Behind the Scenes of Working on Johnson’s Dictionary

by Annalea Flores

Over the course of the Spring 2023 semester, I had the chance to work on Samuel Johnson’s dictionary. There was much that I learned, not only about the dictionary and the English language but also about myself and my skills.

Who is Johnson? I’ll Do You One Better: Why is Johnson?

If somebody had asked me who Samuel Johnson was before this class, I wouldn’t have had an answer. Despite all of my academics into the English language via linguistic minors or literature classes, I had never heard of this man in my entire life. I’ve learned quite a bit about now including that Samuel Johnson worked on various jobs including publishing a few poems before being approached by a group of booksellers to create a compilation of the English language in the form of a dictionary. And then after nine long years, Johnson finally created the dictionary which proved to be important for the English language as well as to language critics. His dictionary was the first English dictionary that used quotations from admired writers to show the different senses and ways a word was used. It influenced the dictionaries that came after and led to the recognition that language is ever changing and cannot be simply shaped and formed into rigid rules and shapes.

Anxiety: Haunting the Contributors

I won’t lie, there were days or weeks where I felt that I didn’t do too much to assist the dictionary because of my other classes as well as just life in general. Just like most of my fellow classmates doing this project, I started the first two weeks by proofreading. Thinking back on it now, I can’t believe that I thought proofreading 80 dictionary words was a lot! Dr. Young gave us a crash course on XML and sent my classmates and I out to complete our first XML tasks of many. Those first few weeks of XML editing were strange because most of the time I was a little afraid to change anything if something was wrong. However, I noticed that I grew in strength while doing this. I became more confident in my editing and proofreading abilities, even if I was still learning how to edit XML. I actually learned how to do more than just the basics! There were multiple times when titles didn’t have authors attached for readers to click on to learn more and I got tired of copying the XML code, so I just memorized it.

Aside from growing in my proofreading skills, I also noticed a lot of mistakes and discrepancies within the 1755 version. The first week I worked on XML editing and flipped through both versions to check not only my work, but specifics within the quotes such as people and places, I couldn’t help but notice and mark mistakes when I saw them. Every week up until week 9, I pointed out any and all mistakes I saw in the 1755 version while also fixing the 1773 version. That’s why I ended up working on the small 1755 team to find and correct those few mistakes. During my time from weeks 9 through 14, I noticed that there were a lot of mistakes within the 1755 version that hadn’t been marked. For example, when I had started working on the W words, no mistakes were marked in our spreadsheets for the 1755 version, but I still went through each and every word as if had been flagged. By doing so, I was able to catch mistakes in punctuation, spelling, etymology, and numbering of senses that were present but not marked.

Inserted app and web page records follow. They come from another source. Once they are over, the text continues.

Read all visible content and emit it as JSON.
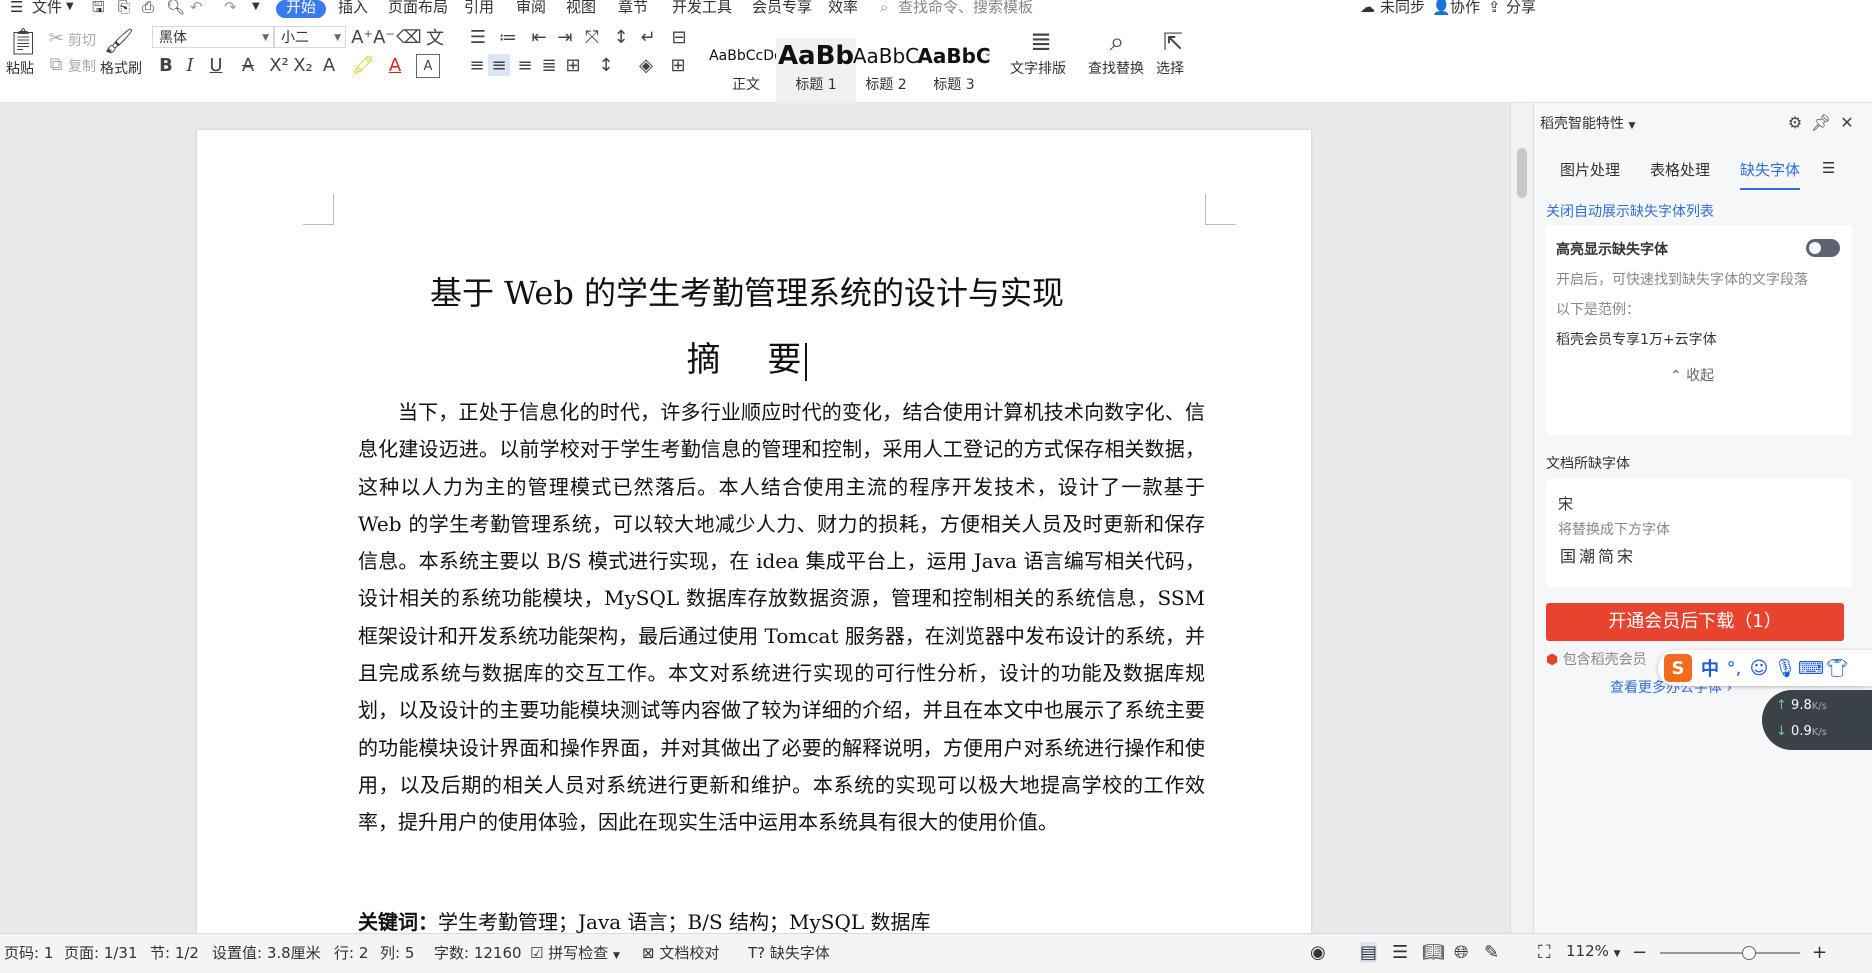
{
  "menubar": {
    "items": [
      "文件",
      "开始",
      "插入",
      "页面布局",
      "引用",
      "审阅",
      "视图",
      "章节",
      "开发工具",
      "会员专享",
      "效率"
    ],
    "search_placeholder": "查找命令、搜索模板",
    "sync_status": "未同步",
    "collab": "协作",
    "share": "分享"
  },
  "ribbon": {
    "paste": "粘贴",
    "cut": "剪切",
    "copy": "复制",
    "format_painter": "格式刷",
    "font_name": "黑体",
    "font_size": "小二",
    "styles": [
      {
        "sample": "AaBbCcDd",
        "name": "正文"
      },
      {
        "sample": "AaBb",
        "name": "标题 1"
      },
      {
        "sample": "AaBbC",
        "name": "标题 2"
      },
      {
        "sample": "AaBbC",
        "name": "标题 3"
      }
    ],
    "text_layout": "文字排版",
    "find_replace": "查找替换",
    "select": "选择"
  },
  "document": {
    "title": "基于 Web 的学生考勤管理系统的设计与实现",
    "subtitle": "摘 要",
    "abstract": "当下，正处于信息化的时代，许多行业顺应时代的变化，结合使用计算机技术向数字化、信息化建设迈进。以前学校对于学生考勤信息的管理和控制，采用人工登记的方式保存相关数据，这种以人力为主的管理模式已然落后。本人结合使用主流的程序开发技术，设计了一款基于 Web 的学生考勤管理系统，可以较大地减少人力、财力的损耗，方便相关人员及时更新和保存信息。本系统主要以 B/S 模式进行实现，在 idea 集成平台上，运用 Java 语言编写相关代码，设计相关的系统功能模块，MySQL 数据库存放数据资源，管理和控制相关的系统信息，SSM 框架设计和开发系统功能架构，最后通过使用 Tomcat 服务器，在浏览器中发布设计的系统，并且完成系统与数据库的交互工作。本文对系统进行实现的可行性分析，设计的功能及数据库规划，以及设计的主要功能模块测试等内容做了较为详细的介绍，并且在本文中也展示了系统主要的功能模块设计界面和操作界面，并对其做出了必要的解释说明，方便用户对系统进行操作和使用，以及后期的相关人员对系统进行更新和维护。本系统的实现可以极大地提高学校的工作效率，提升用户的使用体验，因此在现实生活中运用本系统具有很大的使用价值。",
    "keywords_label": "关键词：",
    "keywords": "学生考勤管理；Java 语言；B/S 结构；MySQL 数据库"
  },
  "panel": {
    "header": "稻壳智能特性",
    "tabs": [
      "图片处理",
      "表格处理",
      "缺失字体"
    ],
    "close_auto_link": "关闭自动展示缺失字体列表",
    "highlight_title": "高亮显示缺失字体",
    "highlight_desc": "开启后，可快速找到缺失字体的文字段落",
    "example_label": "以下是范例：",
    "example_value": "稻壳会员专享1万+云字体",
    "collapse": "收起",
    "missing_title": "文档所缺字体",
    "missing_font": "宋",
    "replace_hint": "将替换成下方字体",
    "replace_font": "国潮简宋",
    "download_btn": "开通会员后下载（1）",
    "member_note": "包含稻壳会员",
    "more_link": "查看更多办公字体"
  },
  "ime": {
    "mode": "中",
    "net_up": "9.8",
    "net_down": "0.9",
    "net_unit": "K/s"
  },
  "status": {
    "page_code": "页码: 1",
    "page": "页面: 1/31",
    "section": "节: 1/2",
    "setting": "设置值: 3.8厘米",
    "row": "行: 2",
    "col": "列: 5",
    "wordcount": "字数: 12160",
    "spellcheck": "拼写检查",
    "doc_check": "文档校对",
    "missing_font": "缺失字体",
    "zoom": "112%"
  }
}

As I got closer to the end of the semester, I started getting anxious again that maybe I wasn’t fixing things properly or not doing enough. There was a week that I had missed and needed to make up and I spent one night working on that week and the following week. Even then, I was anxious that I wasn’t doing enough especially because I had fallen behind. However, I finished every task given to me and even went beyond to make sure that the online dictionary could be better and more accurate. I worked on 934 words in the 1773 version and 1,098 in the 1755 version for a grand total of 2,032 words during the past 12 weeks. I didn’t realize how much I had actually done until this reflection when I went back and counted all of the things I did. I hope that all the work that I had done on both the 1773 version and the 1755 version has helped a lot. My work on checking both versions has benefited future workers on this project to then benefit future scholars who plan to use this dictionary.

The Reflection of Self

At first, I truly didn’t know what I was getting myself into when I squeezed myself into the class attached to the dictionary project. I was absolutely unaware that the class and this project were connected so I had a lot of hurdles to jump over. After the past 14 weeks, I would definitely say that working on the dictionary has helped me develop a lot of skills that are necessary not only in the editorial industry, but also as a person. I learned an entirely new skill in XML that makes me want to go on and continue to learn how to use it in order to make my own website or help people fix what shows on their websites.

I learned a lot of what I am actually capable of this semester. If you had asked me if I would look over Johnson’s definition of draw last year, I probably would have been curious and then forgot to look it up. I definitely learned that I could multitask between a word in the dictionary, the XML editing page, and also image lookup. I also learned to just trust myself. I had a lot of doubts on if I was doing things correctly or being afraid to touch certain things, but I really did learn how to trust myself and double check it. Besides this, I also learned that my proofreading and grammar skills are better than I thought.

Essentially, I learned how to be more confident in my abilities and strengthened my skills in the process. To me, this is the best possible outcome for my last semester at UCF. As I’ve gotten closer to graduating, I’ve been less and less confident in my skills as I’ve constantly gotten rejected from internships. Working on this has helped me tremendously and I look forward to putting this wonderful experience on my resume.